Second, I’ve oversimplified; there are two types of common B and D mesons; those with spin 0 are called B and D, while those with spin 1 are called B* and D*. The experimenters have measured both B → D* τ ν relative to B → D e ν and B → D τ ν relative to B → D* e ν. Both come out high, by 2.0 and 2.7 σ. Only when combined together does one obtain the claimed 3.4 σ.
R(D) = ratio of rate for B → D τ ν relative to the sum of rates for B → D e ν + B → D μ ν + B → D τ ν.
- Measured 0.440 ± 0.058 ± 0.042 ;
- Predicted 0.297 ± 0.017
R(D*) =ratio of rate for B → D* τ ν relative to the sum of rates for B → D* e ν + B → D* μ ν + B → D* τ ν.
- Measured: 0.332 ± 0.024 ± 0.018 .
- Predicted: 0.252±0.003
Here the first and second error bars on the measurements are statistical and systematic uncertainties, and the error on the prediction indicates known uncertainties in the calculation.
Implications, If Any
Is this excess a real effect that indicates a breakdown of the Standard Model? We’ve seen plenty of measurements with 3 σ deviations from the Standard Model prediction in the past year (see here and here for examples), but in some cases it looks as though the measurement may have been wrong, or simply a statistical fluctuation, while in others it looks as though the original theoretical prediction may have wrong. We can hope this new measurement indicates something real, but as usual, while it is worth taking note of, it is too early to get very excited. We need to see confirmation by another experiment and some additional theoretical checks on the predictions.

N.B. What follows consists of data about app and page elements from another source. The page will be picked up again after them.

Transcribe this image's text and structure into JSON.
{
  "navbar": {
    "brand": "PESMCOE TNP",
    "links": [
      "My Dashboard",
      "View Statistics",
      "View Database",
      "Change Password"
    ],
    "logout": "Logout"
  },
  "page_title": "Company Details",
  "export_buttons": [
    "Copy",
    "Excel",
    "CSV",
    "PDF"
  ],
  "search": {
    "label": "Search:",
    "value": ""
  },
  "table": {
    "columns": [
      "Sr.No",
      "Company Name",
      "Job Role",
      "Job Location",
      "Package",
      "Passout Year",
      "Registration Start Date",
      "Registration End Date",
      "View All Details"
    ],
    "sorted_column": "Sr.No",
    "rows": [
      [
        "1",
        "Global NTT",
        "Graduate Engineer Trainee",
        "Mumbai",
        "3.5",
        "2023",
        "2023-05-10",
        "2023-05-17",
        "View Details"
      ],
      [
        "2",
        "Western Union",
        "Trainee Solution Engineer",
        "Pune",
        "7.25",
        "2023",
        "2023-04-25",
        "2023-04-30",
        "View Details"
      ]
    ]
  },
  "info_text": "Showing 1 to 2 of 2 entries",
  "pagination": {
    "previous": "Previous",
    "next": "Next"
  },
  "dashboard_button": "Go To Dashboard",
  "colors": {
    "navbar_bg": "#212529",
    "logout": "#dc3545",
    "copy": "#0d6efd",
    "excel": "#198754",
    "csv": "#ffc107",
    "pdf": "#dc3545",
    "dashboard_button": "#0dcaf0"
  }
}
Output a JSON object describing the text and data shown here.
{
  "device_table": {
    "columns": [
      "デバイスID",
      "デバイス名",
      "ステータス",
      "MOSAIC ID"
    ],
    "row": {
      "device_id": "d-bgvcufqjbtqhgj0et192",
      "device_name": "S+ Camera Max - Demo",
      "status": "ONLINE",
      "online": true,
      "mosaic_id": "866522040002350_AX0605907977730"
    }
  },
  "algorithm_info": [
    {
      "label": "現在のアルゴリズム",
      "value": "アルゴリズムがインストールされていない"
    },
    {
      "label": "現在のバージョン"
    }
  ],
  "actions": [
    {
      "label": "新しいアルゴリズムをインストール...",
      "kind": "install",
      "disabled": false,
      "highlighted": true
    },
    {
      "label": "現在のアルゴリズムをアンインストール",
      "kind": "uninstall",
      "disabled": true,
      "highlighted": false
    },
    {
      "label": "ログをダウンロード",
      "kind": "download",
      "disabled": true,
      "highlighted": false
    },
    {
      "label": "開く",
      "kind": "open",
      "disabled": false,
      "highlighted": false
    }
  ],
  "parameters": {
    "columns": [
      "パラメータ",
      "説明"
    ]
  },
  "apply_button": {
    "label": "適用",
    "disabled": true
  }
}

If it is a real effect, what could cause it? One obvious possible source of a violation of universality could be a new electrically-charged Higgs particle, not predicted in the Standard Model but predicted by many theories that have multiple Higgs fields and particles. (Among them is supersymmetry.) In simple versions of this idea, a charged Higgs virtual particle (which isn’t really a particle, but a more general disturbance in the charged Higgs field) would contribute to these processes (Figure 3), and change the B → D τ ν rate more than the other two, because it interacts much more strongly with the heavier tau lepton than with the electron or muon. BABAR claims that the simplest version of this idea doesn’t fit their data, but there are a lot of subtleties with that remark (in particular the presence of a new particle changes not only the decay probabilities but also the energy distributions shown in Figure 2, so the data has to be reanalysed carefully for each possible type of charged Higgs.)

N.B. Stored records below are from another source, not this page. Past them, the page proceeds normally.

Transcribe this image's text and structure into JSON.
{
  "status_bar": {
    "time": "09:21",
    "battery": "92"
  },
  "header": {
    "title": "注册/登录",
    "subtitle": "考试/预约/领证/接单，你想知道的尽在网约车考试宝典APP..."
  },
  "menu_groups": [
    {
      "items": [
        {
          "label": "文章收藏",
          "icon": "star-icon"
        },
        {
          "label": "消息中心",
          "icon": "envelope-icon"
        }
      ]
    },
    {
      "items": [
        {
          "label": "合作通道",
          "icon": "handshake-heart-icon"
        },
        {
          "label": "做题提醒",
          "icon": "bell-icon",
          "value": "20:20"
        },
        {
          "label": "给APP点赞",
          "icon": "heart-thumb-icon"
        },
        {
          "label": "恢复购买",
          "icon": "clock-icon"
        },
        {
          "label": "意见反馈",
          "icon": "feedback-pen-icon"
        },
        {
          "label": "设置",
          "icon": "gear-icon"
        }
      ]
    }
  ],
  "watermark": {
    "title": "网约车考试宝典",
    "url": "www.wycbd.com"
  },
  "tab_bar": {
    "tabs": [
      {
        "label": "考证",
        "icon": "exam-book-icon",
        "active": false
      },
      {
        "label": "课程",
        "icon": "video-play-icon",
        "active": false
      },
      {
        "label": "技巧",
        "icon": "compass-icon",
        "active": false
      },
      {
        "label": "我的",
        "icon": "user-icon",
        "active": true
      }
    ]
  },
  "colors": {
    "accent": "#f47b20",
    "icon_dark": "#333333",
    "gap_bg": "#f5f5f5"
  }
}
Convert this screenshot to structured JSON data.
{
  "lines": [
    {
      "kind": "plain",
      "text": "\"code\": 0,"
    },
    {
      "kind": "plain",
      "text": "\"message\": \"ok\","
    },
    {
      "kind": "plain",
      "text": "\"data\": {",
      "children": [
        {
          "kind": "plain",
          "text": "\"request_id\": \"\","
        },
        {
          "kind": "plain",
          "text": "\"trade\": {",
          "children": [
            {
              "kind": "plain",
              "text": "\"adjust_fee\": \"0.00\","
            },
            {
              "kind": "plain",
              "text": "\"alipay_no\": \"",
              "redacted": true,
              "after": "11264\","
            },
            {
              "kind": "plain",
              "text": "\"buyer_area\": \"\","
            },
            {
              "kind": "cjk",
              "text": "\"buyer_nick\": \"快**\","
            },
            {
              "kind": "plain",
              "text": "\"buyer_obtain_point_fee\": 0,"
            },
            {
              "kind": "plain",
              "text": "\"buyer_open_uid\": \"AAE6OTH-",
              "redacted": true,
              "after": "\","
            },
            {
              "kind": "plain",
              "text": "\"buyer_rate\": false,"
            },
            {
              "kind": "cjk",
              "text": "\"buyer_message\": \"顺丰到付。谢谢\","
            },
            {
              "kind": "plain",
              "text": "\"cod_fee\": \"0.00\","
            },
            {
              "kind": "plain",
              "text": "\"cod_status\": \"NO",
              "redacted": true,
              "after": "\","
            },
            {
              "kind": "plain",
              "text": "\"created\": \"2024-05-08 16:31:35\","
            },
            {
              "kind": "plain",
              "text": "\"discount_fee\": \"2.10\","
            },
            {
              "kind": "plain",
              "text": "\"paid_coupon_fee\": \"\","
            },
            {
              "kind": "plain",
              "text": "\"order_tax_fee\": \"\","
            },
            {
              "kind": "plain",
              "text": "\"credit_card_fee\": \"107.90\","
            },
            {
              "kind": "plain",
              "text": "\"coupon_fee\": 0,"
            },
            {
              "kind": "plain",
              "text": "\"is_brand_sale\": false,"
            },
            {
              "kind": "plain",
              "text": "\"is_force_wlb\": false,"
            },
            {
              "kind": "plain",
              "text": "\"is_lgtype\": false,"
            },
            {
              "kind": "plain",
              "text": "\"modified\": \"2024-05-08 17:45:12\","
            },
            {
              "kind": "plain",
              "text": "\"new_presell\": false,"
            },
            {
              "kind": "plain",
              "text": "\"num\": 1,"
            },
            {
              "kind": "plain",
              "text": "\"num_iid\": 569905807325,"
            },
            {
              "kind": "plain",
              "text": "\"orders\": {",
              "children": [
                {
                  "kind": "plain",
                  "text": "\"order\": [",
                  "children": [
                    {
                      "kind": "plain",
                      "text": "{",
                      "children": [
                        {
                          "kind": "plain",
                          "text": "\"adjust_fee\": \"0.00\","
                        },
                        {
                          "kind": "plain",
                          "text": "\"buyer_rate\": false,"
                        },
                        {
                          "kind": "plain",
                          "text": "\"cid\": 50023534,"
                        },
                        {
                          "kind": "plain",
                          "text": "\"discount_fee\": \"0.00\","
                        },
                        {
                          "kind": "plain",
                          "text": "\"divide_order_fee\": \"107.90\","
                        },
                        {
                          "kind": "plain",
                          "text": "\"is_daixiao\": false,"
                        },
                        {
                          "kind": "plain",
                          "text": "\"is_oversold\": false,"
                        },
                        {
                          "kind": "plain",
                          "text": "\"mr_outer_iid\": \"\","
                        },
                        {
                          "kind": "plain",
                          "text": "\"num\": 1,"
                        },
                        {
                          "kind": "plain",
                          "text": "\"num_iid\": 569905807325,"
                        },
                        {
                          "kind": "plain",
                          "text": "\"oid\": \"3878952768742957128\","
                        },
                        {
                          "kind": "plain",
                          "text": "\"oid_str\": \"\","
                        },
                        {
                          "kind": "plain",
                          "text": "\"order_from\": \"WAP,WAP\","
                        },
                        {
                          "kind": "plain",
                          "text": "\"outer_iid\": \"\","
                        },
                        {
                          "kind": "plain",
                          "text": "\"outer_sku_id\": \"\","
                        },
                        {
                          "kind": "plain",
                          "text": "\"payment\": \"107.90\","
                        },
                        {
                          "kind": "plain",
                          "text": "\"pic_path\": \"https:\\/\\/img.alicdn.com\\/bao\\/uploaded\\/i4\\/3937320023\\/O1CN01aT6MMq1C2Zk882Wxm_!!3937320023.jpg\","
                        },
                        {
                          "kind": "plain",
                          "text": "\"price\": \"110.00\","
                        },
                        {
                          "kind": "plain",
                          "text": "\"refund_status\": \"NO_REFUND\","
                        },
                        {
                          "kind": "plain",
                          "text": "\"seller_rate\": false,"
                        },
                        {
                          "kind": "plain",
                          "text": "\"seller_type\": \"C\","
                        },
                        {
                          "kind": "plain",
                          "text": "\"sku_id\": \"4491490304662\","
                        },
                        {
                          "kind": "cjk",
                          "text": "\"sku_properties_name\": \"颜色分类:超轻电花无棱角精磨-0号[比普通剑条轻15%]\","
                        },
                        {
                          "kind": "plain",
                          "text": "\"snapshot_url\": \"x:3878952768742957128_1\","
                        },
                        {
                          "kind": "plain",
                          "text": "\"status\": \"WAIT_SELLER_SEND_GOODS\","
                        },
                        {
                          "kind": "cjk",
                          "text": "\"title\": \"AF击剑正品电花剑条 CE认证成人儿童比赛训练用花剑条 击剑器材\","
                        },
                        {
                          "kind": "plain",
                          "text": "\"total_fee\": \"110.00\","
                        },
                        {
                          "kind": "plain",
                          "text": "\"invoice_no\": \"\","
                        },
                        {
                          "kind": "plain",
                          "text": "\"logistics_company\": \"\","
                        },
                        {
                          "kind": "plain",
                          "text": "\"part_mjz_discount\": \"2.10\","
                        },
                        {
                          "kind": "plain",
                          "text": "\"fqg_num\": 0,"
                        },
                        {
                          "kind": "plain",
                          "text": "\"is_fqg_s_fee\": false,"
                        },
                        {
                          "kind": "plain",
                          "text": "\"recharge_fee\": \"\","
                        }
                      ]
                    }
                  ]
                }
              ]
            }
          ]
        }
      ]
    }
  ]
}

Are there any other possibilities? Good question. One thing that is worth noting is that this effect (at least as currently measured) is very large — I’m referring here not its statistical significance of 3.4 σ, which is moderate at best, but the size of the effect itself, something like a 50% excess over expectation from the Standard Model prediction. It is not easy to get an effect that big from anything indirect, such as a complicated quantum mechanical process. In fact, even a direct effect from a single virtual particle, along the lines of the charged Higgs idea, has to be on the large side — especially since any simple charged (non-virtual!) particle of this type has to be quite heavy (certainly heavier than 100 GeV/c2, from LEP collider measurements, and probably closer to 150, from LHC measurements). Making a theory with such a large effect consistent with all other existing measurements may be a tall order.

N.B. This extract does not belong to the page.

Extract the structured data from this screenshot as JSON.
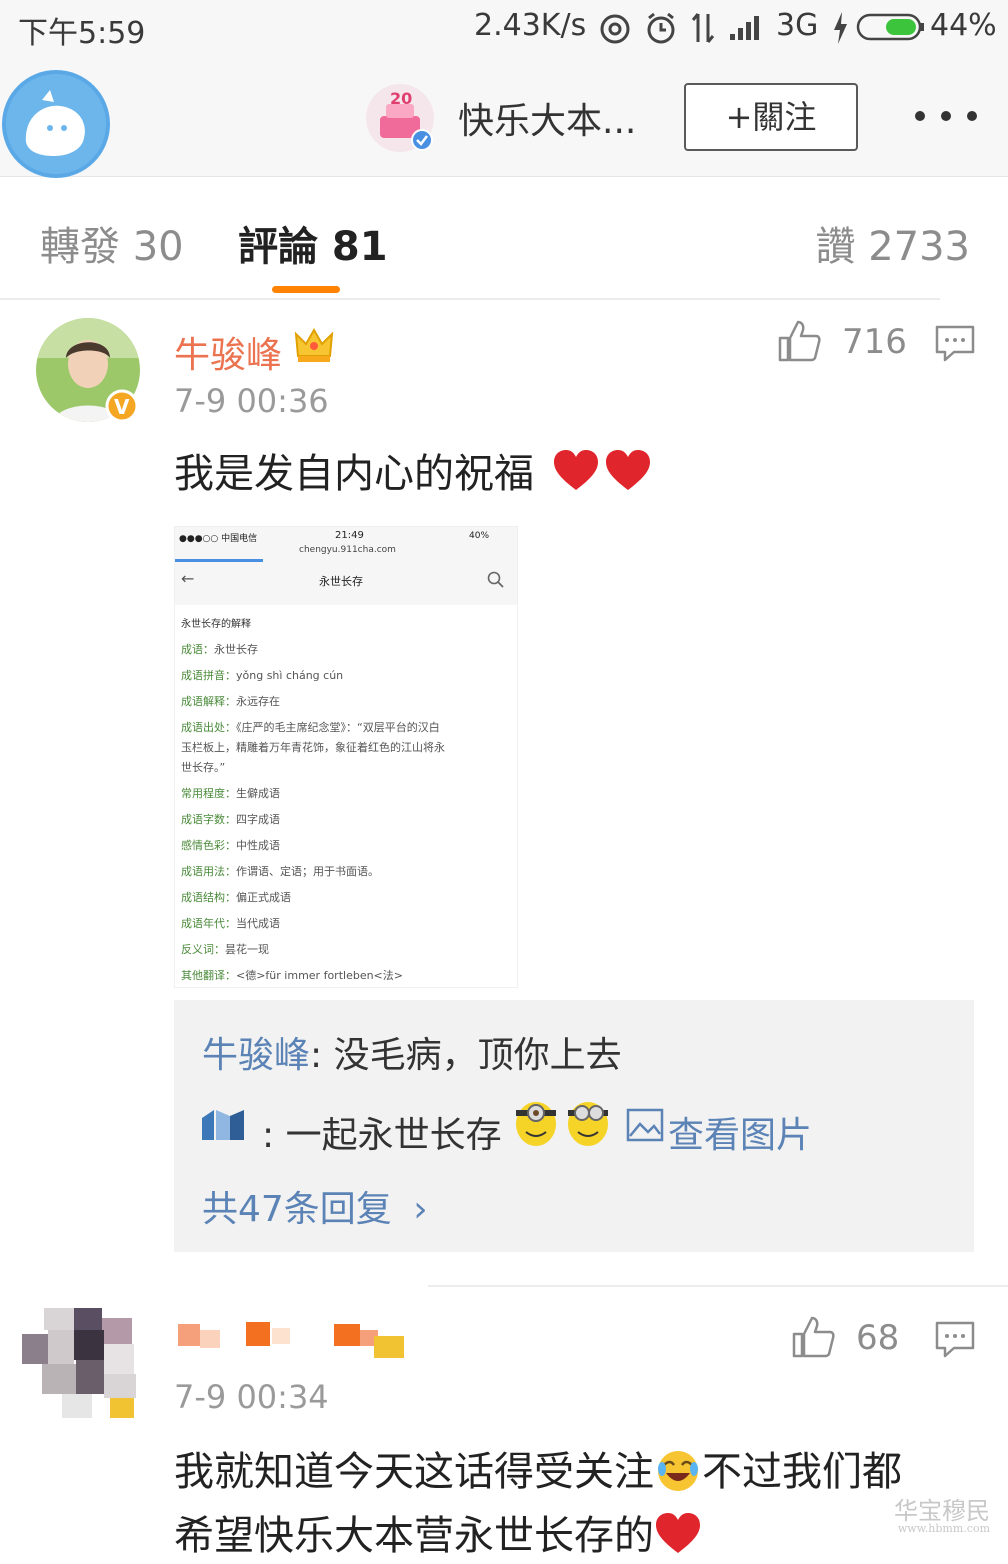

I thank Andrey Katz for bringing this paper to my attention.